About this task — Print the entries exactly; no image belongs in the copy.

Items from an interface collection:

BEGIN

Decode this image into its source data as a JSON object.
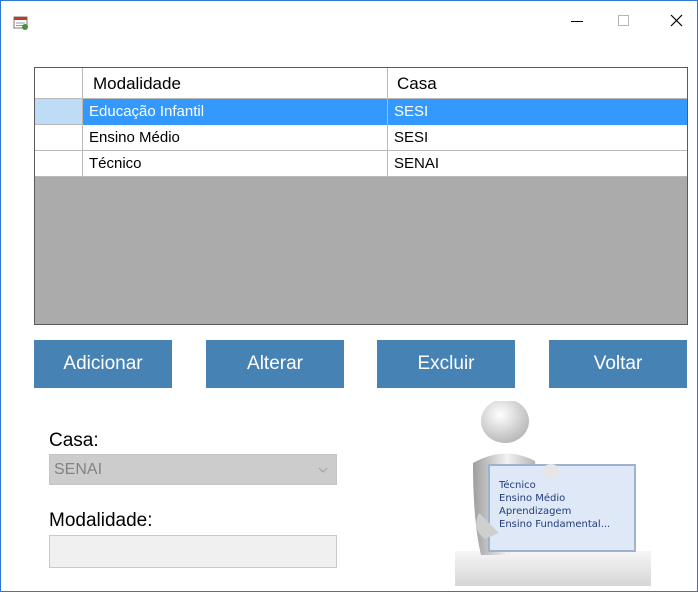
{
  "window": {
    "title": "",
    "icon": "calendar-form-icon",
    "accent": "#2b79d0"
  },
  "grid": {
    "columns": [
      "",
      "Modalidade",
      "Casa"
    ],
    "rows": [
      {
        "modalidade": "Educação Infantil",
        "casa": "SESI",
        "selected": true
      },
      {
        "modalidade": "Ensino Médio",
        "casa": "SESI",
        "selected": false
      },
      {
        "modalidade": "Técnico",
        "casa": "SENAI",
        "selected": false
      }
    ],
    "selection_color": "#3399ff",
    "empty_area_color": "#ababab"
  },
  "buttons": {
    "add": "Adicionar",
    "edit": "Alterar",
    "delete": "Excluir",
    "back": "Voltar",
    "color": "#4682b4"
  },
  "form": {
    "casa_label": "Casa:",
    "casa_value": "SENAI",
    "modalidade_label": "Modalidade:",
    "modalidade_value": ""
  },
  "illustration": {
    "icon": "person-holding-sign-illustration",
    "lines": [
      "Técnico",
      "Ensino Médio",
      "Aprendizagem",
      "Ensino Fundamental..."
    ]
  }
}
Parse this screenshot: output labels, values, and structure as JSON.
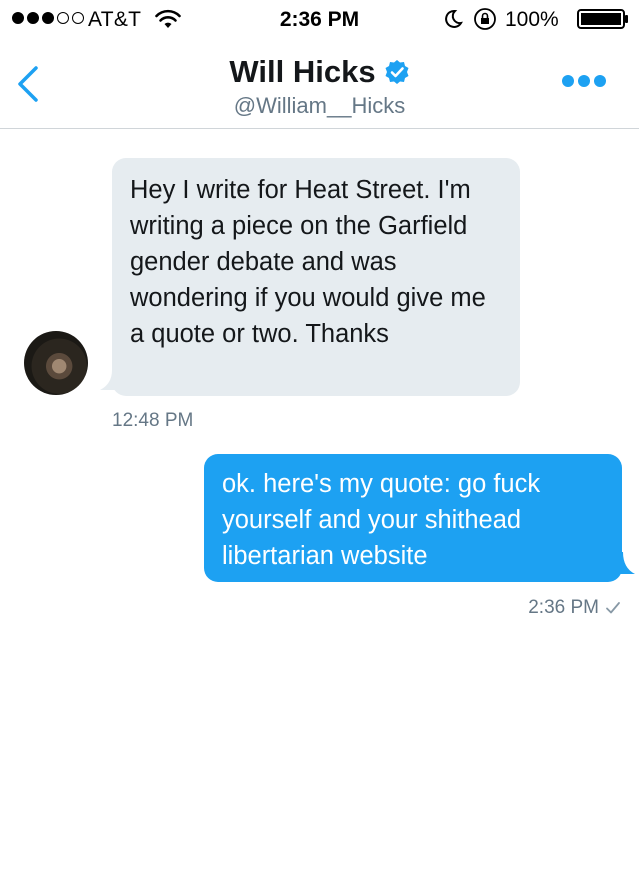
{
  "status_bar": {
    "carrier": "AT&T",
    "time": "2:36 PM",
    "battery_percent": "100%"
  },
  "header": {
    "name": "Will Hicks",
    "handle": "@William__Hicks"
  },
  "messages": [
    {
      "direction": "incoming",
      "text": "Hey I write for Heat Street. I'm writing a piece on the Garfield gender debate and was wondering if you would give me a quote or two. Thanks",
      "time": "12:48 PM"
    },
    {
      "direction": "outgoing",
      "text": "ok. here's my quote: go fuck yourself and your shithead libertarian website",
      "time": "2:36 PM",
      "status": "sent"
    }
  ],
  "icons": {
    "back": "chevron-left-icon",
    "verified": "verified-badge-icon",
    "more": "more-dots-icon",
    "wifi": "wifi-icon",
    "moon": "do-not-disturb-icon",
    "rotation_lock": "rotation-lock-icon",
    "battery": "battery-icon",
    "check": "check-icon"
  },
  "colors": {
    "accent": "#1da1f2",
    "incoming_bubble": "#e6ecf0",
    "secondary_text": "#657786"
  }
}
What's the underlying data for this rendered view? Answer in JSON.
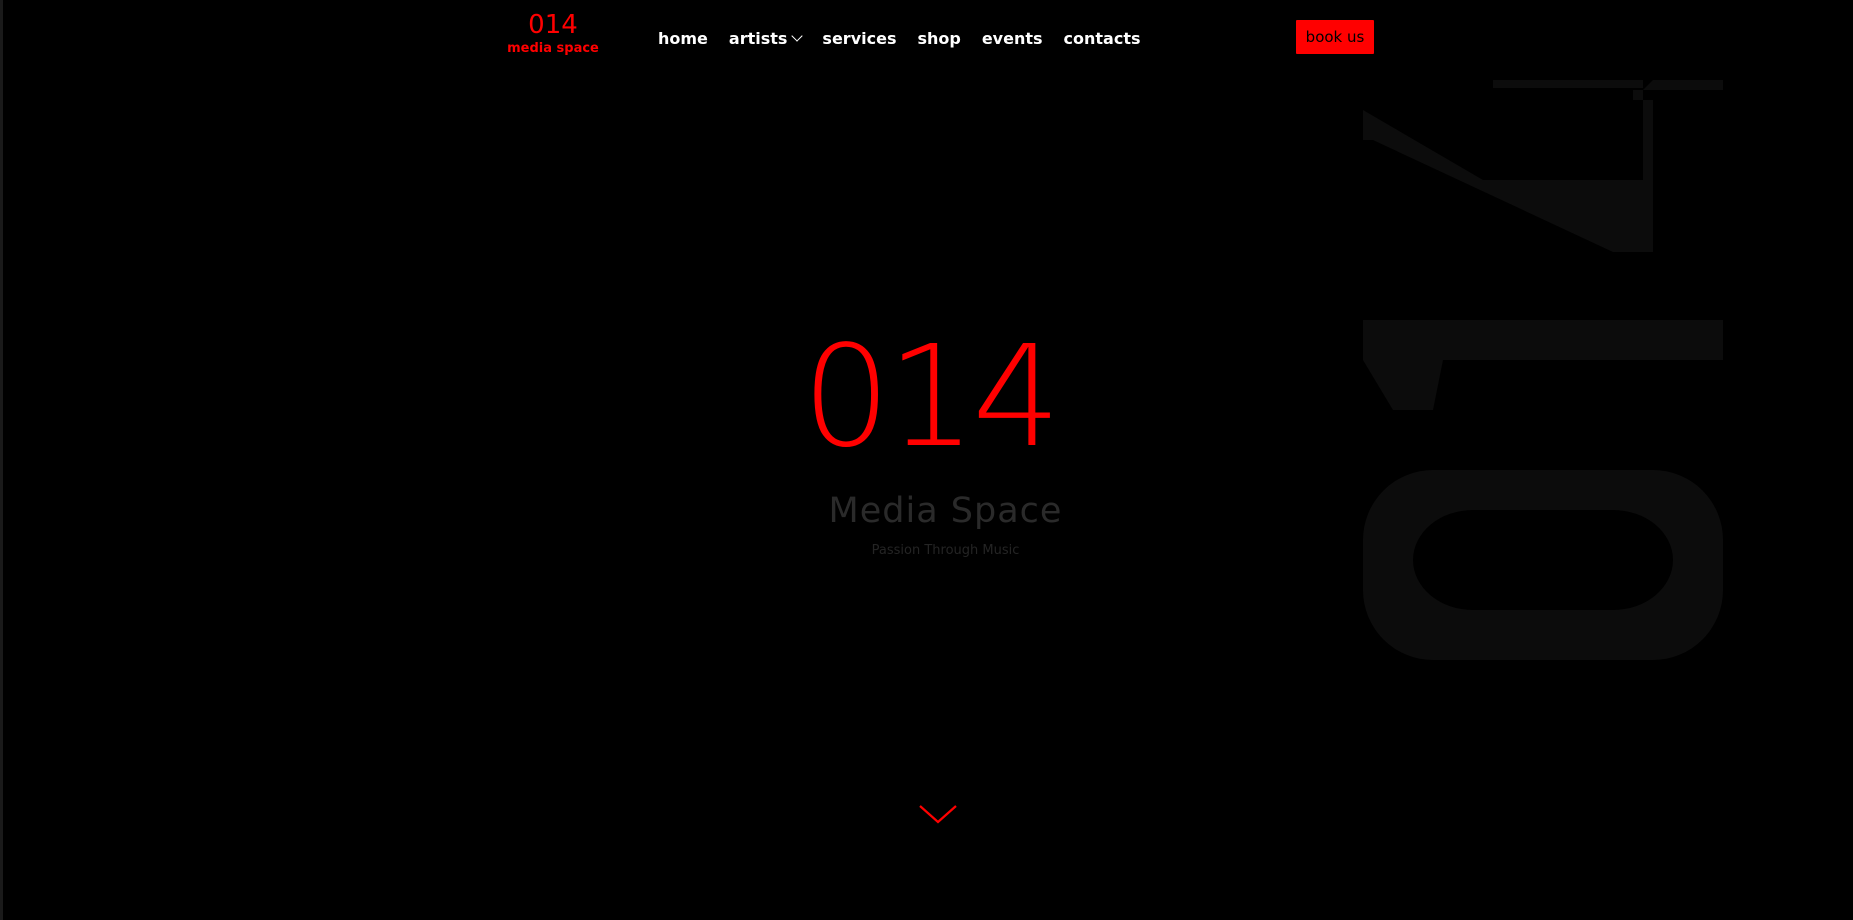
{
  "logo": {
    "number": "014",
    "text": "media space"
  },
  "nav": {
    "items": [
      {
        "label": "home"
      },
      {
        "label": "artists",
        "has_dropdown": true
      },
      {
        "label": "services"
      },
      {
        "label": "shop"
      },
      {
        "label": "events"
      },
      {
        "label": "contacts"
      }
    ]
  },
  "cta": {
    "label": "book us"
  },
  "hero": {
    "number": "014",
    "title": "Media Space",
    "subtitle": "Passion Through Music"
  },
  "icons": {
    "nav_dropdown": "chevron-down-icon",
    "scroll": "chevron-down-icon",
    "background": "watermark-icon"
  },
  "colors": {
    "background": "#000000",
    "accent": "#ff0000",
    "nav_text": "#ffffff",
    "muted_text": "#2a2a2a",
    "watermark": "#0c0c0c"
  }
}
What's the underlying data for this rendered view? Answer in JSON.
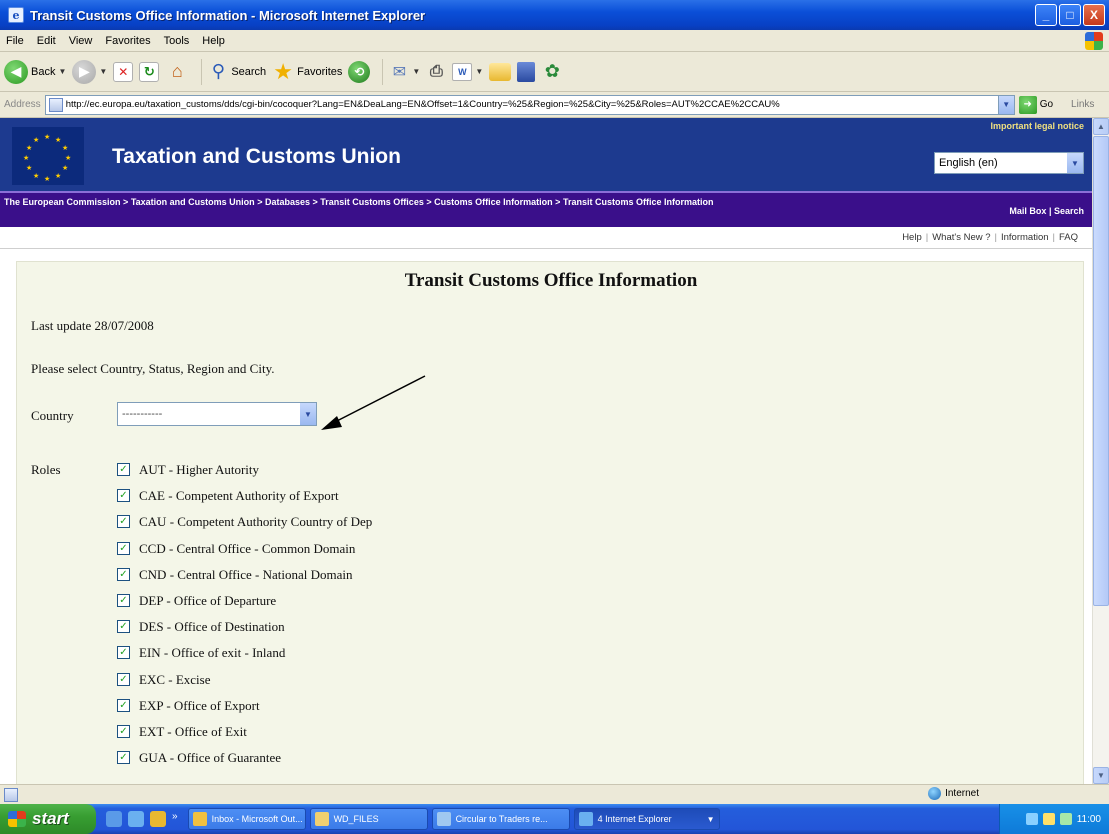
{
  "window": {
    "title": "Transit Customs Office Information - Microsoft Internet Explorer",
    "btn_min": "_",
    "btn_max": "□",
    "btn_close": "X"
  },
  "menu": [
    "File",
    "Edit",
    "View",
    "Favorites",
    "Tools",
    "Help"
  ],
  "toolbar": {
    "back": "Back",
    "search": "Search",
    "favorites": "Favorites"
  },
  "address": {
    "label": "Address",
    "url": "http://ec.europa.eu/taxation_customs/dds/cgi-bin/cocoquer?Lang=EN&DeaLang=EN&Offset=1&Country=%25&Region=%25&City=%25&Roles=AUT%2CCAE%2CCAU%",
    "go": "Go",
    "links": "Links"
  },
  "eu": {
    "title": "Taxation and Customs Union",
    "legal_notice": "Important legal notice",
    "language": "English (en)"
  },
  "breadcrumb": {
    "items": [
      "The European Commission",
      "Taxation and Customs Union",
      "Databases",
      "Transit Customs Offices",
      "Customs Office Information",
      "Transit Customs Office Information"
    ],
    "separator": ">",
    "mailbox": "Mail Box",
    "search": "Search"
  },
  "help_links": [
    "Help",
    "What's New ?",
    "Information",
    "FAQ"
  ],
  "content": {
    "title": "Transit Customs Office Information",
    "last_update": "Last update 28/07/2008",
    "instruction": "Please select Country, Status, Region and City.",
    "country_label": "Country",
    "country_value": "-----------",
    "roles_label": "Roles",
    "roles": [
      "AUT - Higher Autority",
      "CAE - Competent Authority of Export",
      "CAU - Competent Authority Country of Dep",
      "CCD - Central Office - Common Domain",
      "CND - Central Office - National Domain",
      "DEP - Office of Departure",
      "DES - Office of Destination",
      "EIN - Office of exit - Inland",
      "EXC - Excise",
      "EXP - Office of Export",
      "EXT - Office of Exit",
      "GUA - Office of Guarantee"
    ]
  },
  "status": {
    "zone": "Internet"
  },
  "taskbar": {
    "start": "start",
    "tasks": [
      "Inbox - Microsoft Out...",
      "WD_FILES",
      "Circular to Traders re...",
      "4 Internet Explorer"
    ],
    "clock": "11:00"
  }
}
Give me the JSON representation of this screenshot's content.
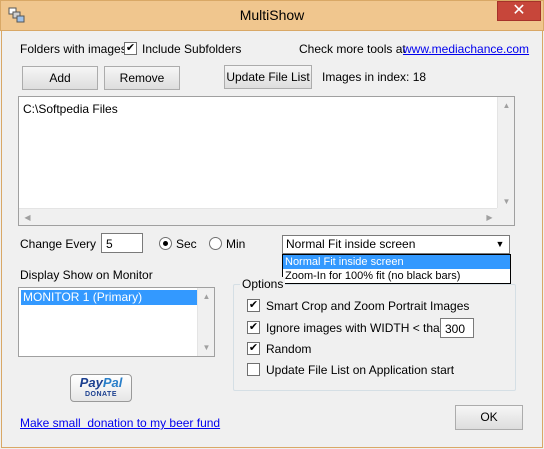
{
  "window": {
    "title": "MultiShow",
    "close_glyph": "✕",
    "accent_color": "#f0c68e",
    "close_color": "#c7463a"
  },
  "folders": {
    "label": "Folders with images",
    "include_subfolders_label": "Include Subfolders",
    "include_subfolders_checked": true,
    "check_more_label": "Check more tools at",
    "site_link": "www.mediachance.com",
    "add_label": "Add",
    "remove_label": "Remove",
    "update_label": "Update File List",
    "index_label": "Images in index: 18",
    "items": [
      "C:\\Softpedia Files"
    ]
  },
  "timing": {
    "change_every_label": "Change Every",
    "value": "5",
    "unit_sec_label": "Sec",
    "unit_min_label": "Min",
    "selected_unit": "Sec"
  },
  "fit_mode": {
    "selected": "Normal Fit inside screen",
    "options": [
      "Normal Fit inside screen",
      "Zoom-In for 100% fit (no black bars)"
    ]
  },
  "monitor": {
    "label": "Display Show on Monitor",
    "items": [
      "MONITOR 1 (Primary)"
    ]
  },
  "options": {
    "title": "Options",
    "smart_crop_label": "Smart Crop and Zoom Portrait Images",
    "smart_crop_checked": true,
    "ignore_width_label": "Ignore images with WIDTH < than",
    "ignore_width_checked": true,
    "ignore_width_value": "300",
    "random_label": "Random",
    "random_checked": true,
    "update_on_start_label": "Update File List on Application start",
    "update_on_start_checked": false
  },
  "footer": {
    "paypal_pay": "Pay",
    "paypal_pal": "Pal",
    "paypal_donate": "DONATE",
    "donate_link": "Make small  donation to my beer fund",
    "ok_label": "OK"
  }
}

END

Written response —
Decode this image into its source data as a JSON object.
{
  "window": {
    "title": "",
    "icon": "calendar-form-icon",
    "accent": "#2b79d0"
  },
  "grid": {
    "columns": [
      "",
      "Modalidade",
      "Casa"
    ],
    "rows": [
      {
        "modalidade": "Educação Infantil",
        "casa": "SESI",
        "selected": true
      },
      {
        "modalidade": "Ensino Médio",
        "casa": "SESI",
        "selected": false
      },
      {
        "modalidade": "Técnico",
        "casa": "SENAI",
        "selected": false
      }
    ],
    "selection_color": "#3399ff",
    "empty_area_color": "#ababab"
  },
  "buttons": {
    "add": "Adicionar",
    "edit": "Alterar",
    "delete": "Excluir",
    "back": "Voltar",
    "color": "#4682b4"
  },
  "form": {
    "casa_label": "Casa:",
    "casa_value": "SENAI",
    "modalidade_label": "Modalidade:",
    "modalidade_value": ""
  },
  "illustration": {
    "icon": "person-holding-sign-illustration",
    "lines": [
      "Técnico",
      "Ensino Médio",
      "Aprendizagem",
      "Ensino Fundamental..."
    ]
  }
}
Parse this screenshot: output labels, values, and structure as JSON.
{
  "status_bar": {
    "carrier": "AT&T",
    "time": "2:36 PM",
    "battery_percent": "100%"
  },
  "header": {
    "name": "Will Hicks",
    "handle": "@William__Hicks"
  },
  "messages": [
    {
      "direction": "incoming",
      "text": "Hey I write for Heat Street. I'm writing a piece on the Garfield gender debate and was wondering if you would give me a quote or two. Thanks",
      "time": "12:48 PM"
    },
    {
      "direction": "outgoing",
      "text": "ok. here's my quote: go fuck yourself and your shithead libertarian website",
      "time": "2:36 PM",
      "status": "sent"
    }
  ],
  "icons": {
    "back": "chevron-left-icon",
    "verified": "verified-badge-icon",
    "more": "more-dots-icon",
    "wifi": "wifi-icon",
    "moon": "do-not-disturb-icon",
    "rotation_lock": "rotation-lock-icon",
    "battery": "battery-icon",
    "check": "check-icon"
  },
  "colors": {
    "accent": "#1da1f2",
    "incoming_bubble": "#e6ecf0",
    "secondary_text": "#657786"
  }
}
What's the underlying data for this rendered view? Answer in JSON.
{
  "logo": {
    "number": "014",
    "text": "media space"
  },
  "nav": {
    "items": [
      {
        "label": "home"
      },
      {
        "label": "artists",
        "has_dropdown": true
      },
      {
        "label": "services"
      },
      {
        "label": "shop"
      },
      {
        "label": "events"
      },
      {
        "label": "contacts"
      }
    ]
  },
  "cta": {
    "label": "book us"
  },
  "hero": {
    "number": "014",
    "title": "Media Space",
    "subtitle": "Passion Through Music"
  },
  "icons": {
    "nav_dropdown": "chevron-down-icon",
    "scroll": "chevron-down-icon",
    "background": "watermark-icon"
  },
  "colors": {
    "background": "#000000",
    "accent": "#ff0000",
    "nav_text": "#ffffff",
    "muted_text": "#2a2a2a",
    "watermark": "#0c0c0c"
  }
}
What's the underlying data for this rendered view? Answer in JSON.
{
  "window": {
    "title": "Transit Customs Office Information - Microsoft Internet Explorer",
    "btn_min": "_",
    "btn_max": "□",
    "btn_close": "X"
  },
  "menu": [
    "File",
    "Edit",
    "View",
    "Favorites",
    "Tools",
    "Help"
  ],
  "toolbar": {
    "back": "Back",
    "search": "Search",
    "favorites": "Favorites"
  },
  "address": {
    "label": "Address",
    "url": "http://ec.europa.eu/taxation_customs/dds/cgi-bin/cocoquer?Lang=EN&DeaLang=EN&Offset=1&Country=%25&Region=%25&City=%25&Roles=AUT%2CCAE%2CCAU%",
    "go": "Go",
    "links": "Links"
  },
  "eu": {
    "title": "Taxation and Customs Union",
    "legal_notice": "Important legal notice",
    "language": "English (en)"
  },
  "breadcrumb": {
    "items": [
      "The European Commission",
      "Taxation and Customs Union",
      "Databases",
      "Transit Customs Offices",
      "Customs Office Information",
      "Transit Customs Office Information"
    ],
    "separator": ">",
    "mailbox": "Mail Box",
    "search": "Search"
  },
  "help_links": [
    "Help",
    "What's New ?",
    "Information",
    "FAQ"
  ],
  "content": {
    "title": "Transit Customs Office Information",
    "last_update": "Last update 28/07/2008",
    "instruction": "Please select Country, Status, Region and City.",
    "country_label": "Country",
    "country_value": "-----------",
    "roles_label": "Roles",
    "roles": [
      "AUT - Higher Autority",
      "CAE - Competent Authority of Export",
      "CAU - Competent Authority Country of Dep",
      "CCD - Central Office - Common Domain",
      "CND - Central Office - National Domain",
      "DEP - Office of Departure",
      "DES - Office of Destination",
      "EIN - Office of exit - Inland",
      "EXC - Excise",
      "EXP - Office of Export",
      "EXT - Office of Exit",
      "GUA - Office of Guarantee"
    ]
  },
  "status": {
    "zone": "Internet"
  },
  "taskbar": {
    "start": "start",
    "tasks": [
      "Inbox - Microsoft Out...",
      "WD_FILES",
      "Circular to Traders re...",
      "4 Internet Explorer"
    ],
    "clock": "11:00"
  }
}
Give me the JSON representation of this screenshot's content.
{
  "window": {
    "title": "MultiShow",
    "close_glyph": "✕",
    "accent_color": "#f0c68e",
    "close_color": "#c7463a"
  },
  "folders": {
    "label": "Folders with images",
    "include_subfolders_label": "Include Subfolders",
    "include_subfolders_checked": true,
    "check_more_label": "Check more tools at",
    "site_link": "www.mediachance.com",
    "add_label": "Add",
    "remove_label": "Remove",
    "update_label": "Update File List",
    "index_label": "Images in index: 18",
    "items": [
      "C:\\Softpedia Files"
    ]
  },
  "timing": {
    "change_every_label": "Change Every",
    "value": "5",
    "unit_sec_label": "Sec",
    "unit_min_label": "Min",
    "selected_unit": "Sec"
  },
  "fit_mode": {
    "selected": "Normal Fit inside screen",
    "options": [
      "Normal Fit inside screen",
      "Zoom-In for 100% fit (no black bars)"
    ]
  },
  "monitor": {
    "label": "Display Show on Monitor",
    "items": [
      "MONITOR 1 (Primary)"
    ]
  },
  "options": {
    "title": "Options",
    "smart_crop_label": "Smart Crop and Zoom Portrait Images",
    "smart_crop_checked": true,
    "ignore_width_label": "Ignore images with WIDTH < than",
    "ignore_width_checked": true,
    "ignore_width_value": "300",
    "random_label": "Random",
    "random_checked": true,
    "update_on_start_label": "Update File List on Application start",
    "update_on_start_checked": false
  },
  "footer": {
    "paypal_pay": "Pay",
    "paypal_pal": "Pal",
    "paypal_donate": "DONATE",
    "donate_link": "Make small  donation to my beer fund",
    "ok_label": "OK"
  }
}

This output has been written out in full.